Tickets zu Lea Porcelain Berlin
For both members involved, Lea Porcelain still feels like a project that was meant to happen. Having
released their debut album, HMYNS TO THE NIGHT, in June of 2017, Julien Bracht and Markus
Nikolaus still can’t put a finger on why everything clicked when they first shared a recording space
and made music, but it did. Nor can anyone truly fixate on why the duo’s music - a hybrid of genres,
orbiting different worlds between songs - is affecting so many people inside and outside the industry.
Before this project, Bracht and Nikolaus were working within completely separate musical spheres.
Bracht was a successful techno producer touring the world, Nikolaus a go-to independent musician,
navigating between Berlin and the rest of the world.
From the start, they shared one thing in common. Both frequented legendary club Robert Johnson,
in Frankfurt. Bracht was a regular fixture, and Nikolaus was drawn to the way his future bandmate
favoured live instrumentation over the norm. “I was impressed that there could be so much soul in
this club music,” he remembers. Both still pursued their separate paths, but they kept in touch. “We
said from the beginning that there would be a time we’d try something new,” Bracht says.
One year later, the foundations of Lea Porcelain began to fall in place. Bracht had grown tired of the

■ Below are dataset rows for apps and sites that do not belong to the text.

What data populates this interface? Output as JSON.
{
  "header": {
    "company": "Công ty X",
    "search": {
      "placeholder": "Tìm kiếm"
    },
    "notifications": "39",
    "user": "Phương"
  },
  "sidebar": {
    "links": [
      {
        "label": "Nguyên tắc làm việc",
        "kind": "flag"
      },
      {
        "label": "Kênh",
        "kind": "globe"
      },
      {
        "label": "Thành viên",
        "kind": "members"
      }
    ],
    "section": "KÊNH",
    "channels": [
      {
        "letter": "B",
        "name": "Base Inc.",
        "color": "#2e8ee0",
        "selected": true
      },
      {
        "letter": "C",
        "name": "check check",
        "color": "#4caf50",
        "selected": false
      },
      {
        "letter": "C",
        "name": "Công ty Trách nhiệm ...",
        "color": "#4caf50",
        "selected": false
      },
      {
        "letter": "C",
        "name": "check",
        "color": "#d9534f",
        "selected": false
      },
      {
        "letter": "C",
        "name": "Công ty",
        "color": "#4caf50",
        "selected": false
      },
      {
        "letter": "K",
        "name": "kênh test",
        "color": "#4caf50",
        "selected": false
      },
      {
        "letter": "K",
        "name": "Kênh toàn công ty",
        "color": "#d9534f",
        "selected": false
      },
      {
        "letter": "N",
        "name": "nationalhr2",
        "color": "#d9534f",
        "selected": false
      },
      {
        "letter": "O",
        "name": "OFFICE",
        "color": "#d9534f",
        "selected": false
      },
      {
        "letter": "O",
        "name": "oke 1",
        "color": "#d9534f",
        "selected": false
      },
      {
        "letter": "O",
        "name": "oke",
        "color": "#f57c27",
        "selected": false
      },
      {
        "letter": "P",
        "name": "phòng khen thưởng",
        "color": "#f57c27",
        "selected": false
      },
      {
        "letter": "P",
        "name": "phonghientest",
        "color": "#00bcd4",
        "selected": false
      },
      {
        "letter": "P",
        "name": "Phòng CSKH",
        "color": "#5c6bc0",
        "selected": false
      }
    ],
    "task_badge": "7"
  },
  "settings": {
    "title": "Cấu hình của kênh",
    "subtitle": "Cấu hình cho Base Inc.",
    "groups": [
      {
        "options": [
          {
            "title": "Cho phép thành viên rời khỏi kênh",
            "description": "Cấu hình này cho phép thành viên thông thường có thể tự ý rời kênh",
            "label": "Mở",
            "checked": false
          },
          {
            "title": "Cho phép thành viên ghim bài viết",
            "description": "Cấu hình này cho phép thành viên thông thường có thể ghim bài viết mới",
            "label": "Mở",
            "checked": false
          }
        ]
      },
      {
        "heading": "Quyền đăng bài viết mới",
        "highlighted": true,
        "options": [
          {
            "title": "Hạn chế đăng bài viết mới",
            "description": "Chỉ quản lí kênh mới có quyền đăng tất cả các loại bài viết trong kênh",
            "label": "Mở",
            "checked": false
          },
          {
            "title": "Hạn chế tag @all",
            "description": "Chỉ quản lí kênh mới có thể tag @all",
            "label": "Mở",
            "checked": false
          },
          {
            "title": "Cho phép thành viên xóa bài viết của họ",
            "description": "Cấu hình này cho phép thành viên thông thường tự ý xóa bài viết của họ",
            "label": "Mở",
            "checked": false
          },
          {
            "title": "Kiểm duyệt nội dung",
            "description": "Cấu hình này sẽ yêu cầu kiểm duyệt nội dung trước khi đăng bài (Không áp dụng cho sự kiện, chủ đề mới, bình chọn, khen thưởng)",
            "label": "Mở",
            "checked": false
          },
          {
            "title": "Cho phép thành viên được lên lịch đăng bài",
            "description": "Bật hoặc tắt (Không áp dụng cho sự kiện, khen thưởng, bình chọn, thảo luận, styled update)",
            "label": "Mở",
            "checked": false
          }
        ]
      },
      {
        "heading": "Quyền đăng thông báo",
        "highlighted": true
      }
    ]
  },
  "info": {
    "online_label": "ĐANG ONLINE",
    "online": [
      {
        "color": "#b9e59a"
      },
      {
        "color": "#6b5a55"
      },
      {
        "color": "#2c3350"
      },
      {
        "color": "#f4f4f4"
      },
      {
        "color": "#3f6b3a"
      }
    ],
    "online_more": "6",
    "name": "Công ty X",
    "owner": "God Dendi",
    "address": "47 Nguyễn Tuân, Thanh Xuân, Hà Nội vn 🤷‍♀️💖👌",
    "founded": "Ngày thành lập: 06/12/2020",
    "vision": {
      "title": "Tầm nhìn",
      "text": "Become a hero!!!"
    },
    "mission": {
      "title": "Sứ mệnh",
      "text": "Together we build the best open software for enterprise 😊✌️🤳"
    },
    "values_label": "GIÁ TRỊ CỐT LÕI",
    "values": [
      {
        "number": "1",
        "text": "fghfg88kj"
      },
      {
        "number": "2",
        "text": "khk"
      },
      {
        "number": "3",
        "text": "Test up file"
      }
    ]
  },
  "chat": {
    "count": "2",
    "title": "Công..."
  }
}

nightclub scene, too accustomed to “the people taking drugs, living from one weekend to another.” It
had grown stale. “I renovated my studio, cleared some stuff out. Then I told Markus we should try
Within hours of their first session, Bracht promised he’d bid farewell to solo success in order to make
this project work. “The first session was a complete new experience of making music,” he
remembers. “There was such a power behind this music.” Bracht was convinced Lea Porcelain was
the future, but Nikolaus took some convincing. “It was so simple, it was too good to be true,” he
laughs. Never confined by genre, they’re free to pursue any kind of song, through whichever route
Lea Porcelain aim to make “universal” music; songs people can treasure in day, night, between
different states of mind. They want to make music for “the entire world”, and this partly stems from a
globe-trotting past. Bracht toured the globe after growing up in Spain, France and Germany.
Nikolaus lived in Cork, Ireland, and both have spent time recording and living in London.
Meeting at Robert Johnson, they now base themselves in the FUNKHAUS, a Berlin broadcasting
house created under Soviet supervision that now houses the world’s biggest recording studio - even
bigger than Abbey Road’s Studio 1. According to Bracht, the space’s owner “really supports the
artists who are working there.” Dozens of musicians - including Nils Frahm and Ry X - write, practice,
record and play shows in the same place, allowing creativity to thrive. It’s the perfect home for Lea
“Not many bands can sound completely different from one track to the other and still be themselves,”
they say. Musical heroes include Radiohead, a band who transgress and reinvent without fail, while
still retaining their trademark. No matter the genre, range of instruments or sound palette, their
presence is unmistakable. Eventually, Lea Porcelain want to have this effect, this idea that “when
the track starts, you know it’s them.” Every song is tied together by the duo’s ethos, their free
approach towards making music. In the standout moments of their recent debut, HYMNS TO THE
NIGHT, everything spills outwards, drums cascading into the distance, a cross between self-
destruction and complete euphoria.